Origins of space weather to be explored by Aberystwyth academic

A solar flare on the Sun’s surface (credit: Dr David Kuridze)

A solar flare on the Sun’s surface (credit: Dr David Kuridze)

01 April 2022

The Sun’s magnetic field, one of the most mysterious and important phenomena of modern astrophysics, is to be explored by an Aberystwyth University academic in a £400,000 project using the world’s most powerful solar telescope.

Dr David Kuridze, Research Fellow at the Department of Physics, will measure the magnetic field at the outer limits of the Sun. This area is what controls highly disruptive solar flares, eruptions or coronal loops, the bright magnetic curves that appear as arcs forming above the Sun’s surface.

The energy produced by this field in so-called coronal mass ejections during particularly serious bouts of space weather can cause massive levels of disruption. In 1989, six million people in Quebec were left without power because of the effects of a solar storm.

Freak space weather events can also disrupt satellite and radio communications, GPS, and can cause radiation poisoning in humans, especially those who are in space.

However, predicting space weather is extremely difficult because it requires detailed measurement of the solar atmosphere and its magnetic field. The outer atmosphere of the Sun fills a huge amount of space but gives off very little light and has a very weak magnetic field (comparable to a fridge magnet).

Dr Kuridze has been awarded observing time on the Daniel K. Inouye Solar Telescope (DKIST) in Hawaii. It is the most powerful solar telescope in the world and boasts a four-metre diameter, more than twice the size of the diameter of more conventional hardware. This means DKIST can collect seven times more sunlight than any other solar telescope.

Once the data has been collected and processed, Dr Kuridze will then analyse it to find out the magnetic field strength in the solar atmosphere that causes freakish space weather events, how much energy it contains and how it is generated and dissipated. This data can then be used to build further tools for measuring the magnetic field.
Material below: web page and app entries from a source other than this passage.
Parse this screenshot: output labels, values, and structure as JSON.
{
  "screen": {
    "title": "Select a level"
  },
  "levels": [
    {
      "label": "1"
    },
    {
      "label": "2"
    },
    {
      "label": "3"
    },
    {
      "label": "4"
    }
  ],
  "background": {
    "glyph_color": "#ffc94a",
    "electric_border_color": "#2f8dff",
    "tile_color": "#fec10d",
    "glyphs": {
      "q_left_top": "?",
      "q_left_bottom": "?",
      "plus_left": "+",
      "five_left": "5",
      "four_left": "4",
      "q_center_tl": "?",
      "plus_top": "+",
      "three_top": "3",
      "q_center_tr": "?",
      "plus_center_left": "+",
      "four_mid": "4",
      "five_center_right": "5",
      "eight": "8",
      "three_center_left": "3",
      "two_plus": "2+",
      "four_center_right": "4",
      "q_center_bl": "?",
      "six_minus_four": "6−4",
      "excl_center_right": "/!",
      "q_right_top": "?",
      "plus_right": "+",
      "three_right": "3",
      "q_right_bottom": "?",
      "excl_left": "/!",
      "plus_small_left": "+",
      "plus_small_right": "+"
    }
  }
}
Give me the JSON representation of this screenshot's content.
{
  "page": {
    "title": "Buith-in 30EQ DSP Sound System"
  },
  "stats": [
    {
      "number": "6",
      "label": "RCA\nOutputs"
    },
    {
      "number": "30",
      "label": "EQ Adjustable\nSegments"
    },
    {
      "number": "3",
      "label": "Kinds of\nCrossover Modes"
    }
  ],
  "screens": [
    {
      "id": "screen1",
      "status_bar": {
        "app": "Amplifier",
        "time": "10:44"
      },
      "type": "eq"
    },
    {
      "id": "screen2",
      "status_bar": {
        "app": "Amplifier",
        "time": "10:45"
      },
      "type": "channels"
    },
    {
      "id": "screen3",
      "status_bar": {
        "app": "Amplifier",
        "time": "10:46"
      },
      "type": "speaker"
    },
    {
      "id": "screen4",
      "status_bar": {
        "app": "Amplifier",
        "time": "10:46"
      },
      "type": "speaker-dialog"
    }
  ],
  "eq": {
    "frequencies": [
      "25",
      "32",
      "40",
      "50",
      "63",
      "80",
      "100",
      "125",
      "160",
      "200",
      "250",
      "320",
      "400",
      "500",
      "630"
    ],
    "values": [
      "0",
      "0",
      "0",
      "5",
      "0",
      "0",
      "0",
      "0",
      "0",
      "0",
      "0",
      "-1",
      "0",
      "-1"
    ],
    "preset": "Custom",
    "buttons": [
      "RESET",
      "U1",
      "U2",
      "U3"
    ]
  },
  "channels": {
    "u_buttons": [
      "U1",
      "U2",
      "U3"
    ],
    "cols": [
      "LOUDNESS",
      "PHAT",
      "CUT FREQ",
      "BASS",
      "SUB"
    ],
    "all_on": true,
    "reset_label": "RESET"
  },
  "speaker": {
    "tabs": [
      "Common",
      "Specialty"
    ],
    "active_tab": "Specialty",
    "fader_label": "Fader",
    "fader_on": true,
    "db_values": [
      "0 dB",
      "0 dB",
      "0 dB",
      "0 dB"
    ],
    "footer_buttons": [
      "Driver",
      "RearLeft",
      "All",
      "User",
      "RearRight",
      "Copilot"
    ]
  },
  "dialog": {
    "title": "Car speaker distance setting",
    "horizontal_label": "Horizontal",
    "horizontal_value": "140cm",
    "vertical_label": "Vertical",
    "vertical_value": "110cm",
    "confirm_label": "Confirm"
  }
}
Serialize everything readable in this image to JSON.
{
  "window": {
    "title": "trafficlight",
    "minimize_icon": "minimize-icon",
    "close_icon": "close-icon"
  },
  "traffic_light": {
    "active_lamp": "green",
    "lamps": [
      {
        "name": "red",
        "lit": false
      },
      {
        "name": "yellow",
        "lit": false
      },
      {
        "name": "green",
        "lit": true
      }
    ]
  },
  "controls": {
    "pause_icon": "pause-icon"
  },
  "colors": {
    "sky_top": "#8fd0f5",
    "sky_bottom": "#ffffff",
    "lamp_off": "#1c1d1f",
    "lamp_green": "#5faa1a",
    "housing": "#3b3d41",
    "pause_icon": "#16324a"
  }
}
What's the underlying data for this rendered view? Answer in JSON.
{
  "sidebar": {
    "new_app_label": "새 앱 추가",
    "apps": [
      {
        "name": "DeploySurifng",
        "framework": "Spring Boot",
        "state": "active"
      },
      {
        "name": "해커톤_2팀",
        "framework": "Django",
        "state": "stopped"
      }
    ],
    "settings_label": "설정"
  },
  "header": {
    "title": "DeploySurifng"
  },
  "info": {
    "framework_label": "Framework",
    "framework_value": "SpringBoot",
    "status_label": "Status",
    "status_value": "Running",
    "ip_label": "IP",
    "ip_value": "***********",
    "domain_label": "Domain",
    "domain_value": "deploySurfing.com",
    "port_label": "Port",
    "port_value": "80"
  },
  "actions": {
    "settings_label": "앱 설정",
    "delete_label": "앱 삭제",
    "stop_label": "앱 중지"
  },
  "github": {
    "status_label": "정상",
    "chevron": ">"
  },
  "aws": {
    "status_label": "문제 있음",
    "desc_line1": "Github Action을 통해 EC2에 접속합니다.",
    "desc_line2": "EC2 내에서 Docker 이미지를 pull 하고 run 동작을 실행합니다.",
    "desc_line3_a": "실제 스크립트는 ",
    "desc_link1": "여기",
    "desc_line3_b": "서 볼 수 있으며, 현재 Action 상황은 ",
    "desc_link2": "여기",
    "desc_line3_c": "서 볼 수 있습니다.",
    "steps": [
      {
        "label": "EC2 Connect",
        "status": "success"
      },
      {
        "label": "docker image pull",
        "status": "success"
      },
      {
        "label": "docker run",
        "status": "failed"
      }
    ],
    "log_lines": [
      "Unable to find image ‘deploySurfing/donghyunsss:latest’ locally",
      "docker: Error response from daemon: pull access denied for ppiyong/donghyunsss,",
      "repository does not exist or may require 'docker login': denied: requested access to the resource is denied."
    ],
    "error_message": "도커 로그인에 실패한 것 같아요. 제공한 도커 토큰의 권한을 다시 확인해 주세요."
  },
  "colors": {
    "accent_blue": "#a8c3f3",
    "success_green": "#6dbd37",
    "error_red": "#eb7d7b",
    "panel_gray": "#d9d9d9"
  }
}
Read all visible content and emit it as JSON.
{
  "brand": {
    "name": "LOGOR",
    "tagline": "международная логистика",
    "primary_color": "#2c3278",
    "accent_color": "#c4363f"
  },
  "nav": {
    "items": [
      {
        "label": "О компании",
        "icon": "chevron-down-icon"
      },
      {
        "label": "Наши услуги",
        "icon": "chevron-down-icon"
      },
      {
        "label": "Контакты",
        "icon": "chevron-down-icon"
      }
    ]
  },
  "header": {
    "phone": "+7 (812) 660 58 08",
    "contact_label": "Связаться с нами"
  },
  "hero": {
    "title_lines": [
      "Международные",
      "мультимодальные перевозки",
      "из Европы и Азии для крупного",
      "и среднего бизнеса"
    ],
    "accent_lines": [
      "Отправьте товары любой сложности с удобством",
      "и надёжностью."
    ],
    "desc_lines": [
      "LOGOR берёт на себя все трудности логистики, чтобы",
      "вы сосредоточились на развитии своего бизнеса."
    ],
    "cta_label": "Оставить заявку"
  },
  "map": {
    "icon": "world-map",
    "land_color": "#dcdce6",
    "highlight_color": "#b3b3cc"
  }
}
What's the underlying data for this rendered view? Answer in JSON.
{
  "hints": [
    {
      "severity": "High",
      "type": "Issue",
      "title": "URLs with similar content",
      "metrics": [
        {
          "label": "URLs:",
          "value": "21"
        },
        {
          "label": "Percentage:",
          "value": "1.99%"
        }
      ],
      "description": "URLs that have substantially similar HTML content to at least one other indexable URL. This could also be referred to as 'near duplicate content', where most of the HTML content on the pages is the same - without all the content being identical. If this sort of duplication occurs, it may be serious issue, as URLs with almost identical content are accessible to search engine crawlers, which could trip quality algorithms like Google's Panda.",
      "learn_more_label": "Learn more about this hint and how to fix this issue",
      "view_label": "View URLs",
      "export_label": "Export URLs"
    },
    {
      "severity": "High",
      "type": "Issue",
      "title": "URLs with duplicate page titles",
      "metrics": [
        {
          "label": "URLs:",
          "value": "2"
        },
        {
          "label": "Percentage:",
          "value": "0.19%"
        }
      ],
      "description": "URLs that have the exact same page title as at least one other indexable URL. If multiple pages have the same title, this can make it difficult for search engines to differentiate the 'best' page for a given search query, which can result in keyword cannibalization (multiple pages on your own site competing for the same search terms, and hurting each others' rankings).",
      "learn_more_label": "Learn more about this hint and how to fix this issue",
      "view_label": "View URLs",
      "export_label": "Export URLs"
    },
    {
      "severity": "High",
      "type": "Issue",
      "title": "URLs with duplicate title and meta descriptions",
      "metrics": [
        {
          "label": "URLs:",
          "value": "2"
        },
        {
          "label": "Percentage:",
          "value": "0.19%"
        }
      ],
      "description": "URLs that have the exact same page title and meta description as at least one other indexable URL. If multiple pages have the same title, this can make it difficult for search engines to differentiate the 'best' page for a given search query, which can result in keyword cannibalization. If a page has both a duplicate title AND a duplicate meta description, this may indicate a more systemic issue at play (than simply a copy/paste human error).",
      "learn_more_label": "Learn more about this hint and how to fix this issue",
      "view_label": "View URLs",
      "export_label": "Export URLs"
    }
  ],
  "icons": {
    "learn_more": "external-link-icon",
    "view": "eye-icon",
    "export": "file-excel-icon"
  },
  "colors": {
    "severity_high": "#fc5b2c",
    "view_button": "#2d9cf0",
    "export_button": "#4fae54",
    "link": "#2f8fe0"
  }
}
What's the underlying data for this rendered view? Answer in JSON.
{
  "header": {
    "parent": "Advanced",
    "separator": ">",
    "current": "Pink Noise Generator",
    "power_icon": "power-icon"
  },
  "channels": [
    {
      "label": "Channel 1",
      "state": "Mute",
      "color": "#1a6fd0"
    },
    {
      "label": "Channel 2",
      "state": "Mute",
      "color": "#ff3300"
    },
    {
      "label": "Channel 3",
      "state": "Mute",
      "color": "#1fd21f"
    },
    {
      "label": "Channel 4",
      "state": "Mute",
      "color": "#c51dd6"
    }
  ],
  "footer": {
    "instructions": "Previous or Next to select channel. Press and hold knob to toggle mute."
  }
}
Dr David Kuridze from Aberystwyth University said: “It is ever present above us but there is still so much we do not know about the Sun. Space weather is just one of these areas and is such a vital one to explore because the economic consequences of severe events are enormous.

“Large solar storms and violent disturbances in the near-Earth environment pose huge risks for society and our anthroposphere. It is vital that its negative impact is reduced through accurate prediction.

“The data that we will be able to tap into thanks to the power of the Daniel K. Inouye Solar Telescope means we will have insight like never before into the causes of space weather events. This project directly addresses the huge gap in our knowledge of our nearest star.”

Dr Kuridze’s work builds on decades of research expertise at Aberystwyth University on the Sun and is the second project currently underway at the University that is exploring space weather. The University’s Department of Physics is also working with other universities to develop a solar storm early warning system for the UK Met Office.

The research is funded by a £400,000 grant from the Science and Technology Facilities Council.